I have been seeing SO many movies... I'm sorry I've been so thin on the blogging, but I've hardly had time to breathe and develop a coherent thought about any of them. I'll take a moment now and summarize my recent experiences, even if I'm unable to furnish any detailed critique. Hopefully this will get me started reflecting on some parts of my recent cinema journey.
The last few movies I blogged about were My Blueberry Nights, The Forbidden Kingdom, and The Hunger. Since then, I've seen the following, and had the following thoughts about them:
1 - Indiana Jones and the Kingdom of the Crystal Skull
As much as I enjoyed some of the good lines from Harrison Ford (he can still deliver dialogue), and as much as I approved of Shia LaBouf as Indy's obnoxious protege, the lack of continuity and subtlety in KotCS definitely annoyed me. All the Indy movies are fantasy on some level, but they all take place within the mythological space established by their subject matter... within the religious, tribal, and ritual narrative domains. The whole Space Odyssey alien thing came out of nowhere, and it ran violently counter to the spirit of the series. It makes no sense for an archaeologist to be dealing with aliens... the point of Anthropology and Archeology (always Indy's great quest and motivation) is the knowledge of premodern HUMAN cultures.
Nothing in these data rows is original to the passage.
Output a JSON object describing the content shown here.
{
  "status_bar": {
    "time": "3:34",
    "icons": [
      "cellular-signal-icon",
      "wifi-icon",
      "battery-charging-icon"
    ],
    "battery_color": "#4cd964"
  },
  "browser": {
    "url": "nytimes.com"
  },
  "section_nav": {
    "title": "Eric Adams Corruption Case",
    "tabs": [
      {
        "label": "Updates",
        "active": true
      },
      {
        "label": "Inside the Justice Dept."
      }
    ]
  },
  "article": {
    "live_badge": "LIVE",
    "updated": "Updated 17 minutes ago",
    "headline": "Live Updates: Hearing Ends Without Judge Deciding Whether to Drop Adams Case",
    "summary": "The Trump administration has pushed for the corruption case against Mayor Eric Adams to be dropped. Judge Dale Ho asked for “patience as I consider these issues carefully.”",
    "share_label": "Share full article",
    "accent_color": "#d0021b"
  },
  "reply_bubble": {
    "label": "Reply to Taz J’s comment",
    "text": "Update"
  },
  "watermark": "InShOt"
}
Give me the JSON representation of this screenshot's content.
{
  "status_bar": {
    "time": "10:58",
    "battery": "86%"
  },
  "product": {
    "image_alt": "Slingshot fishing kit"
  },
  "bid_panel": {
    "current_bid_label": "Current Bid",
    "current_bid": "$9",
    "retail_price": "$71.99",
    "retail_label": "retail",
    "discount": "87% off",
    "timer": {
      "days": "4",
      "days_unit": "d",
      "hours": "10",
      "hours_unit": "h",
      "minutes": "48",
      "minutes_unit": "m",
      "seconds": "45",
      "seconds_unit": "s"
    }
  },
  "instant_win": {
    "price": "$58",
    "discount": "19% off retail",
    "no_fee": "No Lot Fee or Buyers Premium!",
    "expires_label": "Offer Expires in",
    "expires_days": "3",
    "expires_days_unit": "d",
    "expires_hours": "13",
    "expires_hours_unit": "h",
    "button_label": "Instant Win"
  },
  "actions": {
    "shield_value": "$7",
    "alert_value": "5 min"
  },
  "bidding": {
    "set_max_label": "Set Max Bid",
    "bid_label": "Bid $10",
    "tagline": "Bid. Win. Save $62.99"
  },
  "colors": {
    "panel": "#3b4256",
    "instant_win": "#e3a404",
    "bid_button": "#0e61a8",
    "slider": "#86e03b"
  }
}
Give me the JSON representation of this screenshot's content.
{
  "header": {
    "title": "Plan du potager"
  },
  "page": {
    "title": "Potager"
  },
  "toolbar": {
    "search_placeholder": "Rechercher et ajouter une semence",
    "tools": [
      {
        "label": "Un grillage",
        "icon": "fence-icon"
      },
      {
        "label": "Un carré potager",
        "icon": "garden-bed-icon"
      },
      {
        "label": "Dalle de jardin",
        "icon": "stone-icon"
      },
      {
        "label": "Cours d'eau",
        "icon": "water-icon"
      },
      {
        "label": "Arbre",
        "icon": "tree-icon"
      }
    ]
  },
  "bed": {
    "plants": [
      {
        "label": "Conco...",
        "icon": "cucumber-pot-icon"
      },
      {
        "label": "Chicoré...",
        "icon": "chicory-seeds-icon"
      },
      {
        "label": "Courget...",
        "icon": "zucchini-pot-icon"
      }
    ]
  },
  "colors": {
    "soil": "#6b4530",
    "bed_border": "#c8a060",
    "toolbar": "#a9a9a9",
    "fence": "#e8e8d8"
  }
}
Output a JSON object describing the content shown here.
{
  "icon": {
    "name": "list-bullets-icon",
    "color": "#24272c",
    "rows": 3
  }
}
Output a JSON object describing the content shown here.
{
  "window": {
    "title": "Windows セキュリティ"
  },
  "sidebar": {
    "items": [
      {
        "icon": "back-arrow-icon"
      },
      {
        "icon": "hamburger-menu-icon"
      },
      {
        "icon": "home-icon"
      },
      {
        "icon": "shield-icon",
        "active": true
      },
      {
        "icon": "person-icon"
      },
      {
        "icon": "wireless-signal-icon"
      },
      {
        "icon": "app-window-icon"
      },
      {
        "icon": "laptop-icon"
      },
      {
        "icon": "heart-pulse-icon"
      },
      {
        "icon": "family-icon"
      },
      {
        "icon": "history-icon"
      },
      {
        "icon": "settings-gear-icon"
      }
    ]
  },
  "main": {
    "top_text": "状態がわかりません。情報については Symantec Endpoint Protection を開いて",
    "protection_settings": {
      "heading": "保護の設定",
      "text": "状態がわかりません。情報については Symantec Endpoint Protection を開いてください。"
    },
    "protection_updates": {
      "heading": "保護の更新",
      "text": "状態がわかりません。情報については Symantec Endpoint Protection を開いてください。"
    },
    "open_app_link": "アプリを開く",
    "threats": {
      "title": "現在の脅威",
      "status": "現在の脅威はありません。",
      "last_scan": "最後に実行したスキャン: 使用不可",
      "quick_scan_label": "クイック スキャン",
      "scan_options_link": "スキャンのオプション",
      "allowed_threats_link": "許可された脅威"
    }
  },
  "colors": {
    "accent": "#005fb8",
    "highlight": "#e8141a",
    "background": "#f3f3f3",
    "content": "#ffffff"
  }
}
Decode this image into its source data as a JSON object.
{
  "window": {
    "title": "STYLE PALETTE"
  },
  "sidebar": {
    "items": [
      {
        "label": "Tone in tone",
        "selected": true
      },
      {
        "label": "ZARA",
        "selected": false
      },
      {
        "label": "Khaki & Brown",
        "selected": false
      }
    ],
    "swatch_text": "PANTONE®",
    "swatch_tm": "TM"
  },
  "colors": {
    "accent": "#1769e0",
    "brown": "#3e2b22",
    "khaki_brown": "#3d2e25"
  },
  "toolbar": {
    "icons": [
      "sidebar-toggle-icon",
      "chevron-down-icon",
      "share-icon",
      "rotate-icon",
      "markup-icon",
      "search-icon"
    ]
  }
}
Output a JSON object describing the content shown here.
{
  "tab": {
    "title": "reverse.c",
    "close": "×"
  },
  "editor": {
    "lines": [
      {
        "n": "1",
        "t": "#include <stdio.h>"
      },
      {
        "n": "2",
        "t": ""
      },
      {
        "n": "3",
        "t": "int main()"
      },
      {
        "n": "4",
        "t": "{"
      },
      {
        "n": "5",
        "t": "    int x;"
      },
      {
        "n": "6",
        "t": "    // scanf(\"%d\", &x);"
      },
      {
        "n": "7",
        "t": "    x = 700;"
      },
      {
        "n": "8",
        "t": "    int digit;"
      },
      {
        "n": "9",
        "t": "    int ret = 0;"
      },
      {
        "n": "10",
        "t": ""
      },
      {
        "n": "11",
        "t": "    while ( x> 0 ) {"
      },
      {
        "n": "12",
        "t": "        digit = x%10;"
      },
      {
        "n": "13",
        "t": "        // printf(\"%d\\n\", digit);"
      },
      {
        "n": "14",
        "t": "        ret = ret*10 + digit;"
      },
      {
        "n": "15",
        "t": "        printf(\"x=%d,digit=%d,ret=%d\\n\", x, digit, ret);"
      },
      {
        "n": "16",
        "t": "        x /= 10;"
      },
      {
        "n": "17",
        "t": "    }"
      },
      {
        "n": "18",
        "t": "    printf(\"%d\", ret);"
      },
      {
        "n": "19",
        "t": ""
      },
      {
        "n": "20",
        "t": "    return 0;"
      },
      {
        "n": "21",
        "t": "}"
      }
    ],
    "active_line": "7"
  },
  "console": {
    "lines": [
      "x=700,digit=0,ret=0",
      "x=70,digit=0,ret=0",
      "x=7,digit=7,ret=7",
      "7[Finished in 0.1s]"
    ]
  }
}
Aliens just don't fit into the narrative boundaries of the series.
Can I forgive it? Yes, but barely. Kids these days need to be overstimulated, and UFO's and huge apocalyptic explosions are probably essential to getting them interested in Archeology.
2 - The Fall
The critics gave The Fall a lukewarm reception, but I thought it was an excellent little piece of vanity cinema. The relationship that developed between Roy and Alexandria was laden with subtexts of fatherhood, desire, and emasculation, and they played out in Roy's improvised fantasy world in a compelling way. The gravitational center of the story... the ownership of the narrative that provided a shared space where Roy and Alexandria were able to communicate... was a great place for Tarsem to show off his conceptual cinematic style. Sure, it looks a little like a music video, but that doesn't mean it doesn't work for storytelling.
3 - Kung Fu Panda
I have to say, I was a big fan. Jack Black works very well as an animated character... he's not automatically typecast as the goofy, overbearing bumbling best friend, so he has a chance to play a real role. In this case, he was brilliant as a young, dorky, enthusiastic but insecure "chosen one" in a kingdom full of badass animals. This was a film of personalities, including the wavering leader, the sagely master, the good-hearted but overbearing second son, and the epic adversary. Ultimately, it was an ideal showcase for action, good-natured humor, and some classic moral and emotional insights.
4 - The Incredible Hulk
Well-executed and thoroughly enjoyable. I'd give Iron Man a 95%, and I'd give The Increduble Hulk about an 87%. There are a few key elements that made it good, and I'll summarize them. First, the Hulk's actual fight scenes were fairly awe-inspiring... his capacities were pushed further with each successive battle, and he was give the screen time to eventually reveal himself as the epic force of nature that needed so badly to impress the audience. The key moment... his confrontation with the sonic cannons and the gunship... was executed perfectly to make us cheer for the monster, and to give us a sense of his scale and scope. Second -- Edward Norton makes a fantastically nerdy Bruce Banner, a pale academic who's had to become a slippery, quick-witted fugitive to escape from the government. The contrast between Norton's Banner and the momentous force of The Hulk is a key to the authenticity of the film.
And I've watched a couple classics, as well...
1 - The Philadelphia Story
This is an excellent film that shows us how naturally a great actor can deliver sharp, fast-moving dialogue. With Grant, Hepburn, and Stewart on-screen together, we have a study of uniquely American personalities, and the emotional dynamic that develops between them... the shifting psychology and self-awareness of Tracy Lord, in particular... makes for an engaging experience. I'd recommend, however, that you sit down with this movie and give it 150% of your attention, because plot points and character subtleties are slipped into the witty dialogue with very few cues. You have to be quick to keep a handle on these characters.
2 - The Wild Bunch
A powerful movie, mixing the sentimentality of the lost Western consciousness with some really raw, violent conflict. Some research on the director -- Sam Peckinpah -- gives valuable insight into the logic of the film. This is the perfect final product from the mind of a tortured soldier, making films in a time of war and unrest, and reflecting on the turmoil of the world around him. I really dug it.
I've seen a few others... the remake of THX 1138, and Sergio Leone's A Fistful of Dollars, in particular. I'll try to check back as I have more experiences. For now, Benefit of the Doubt, signing off.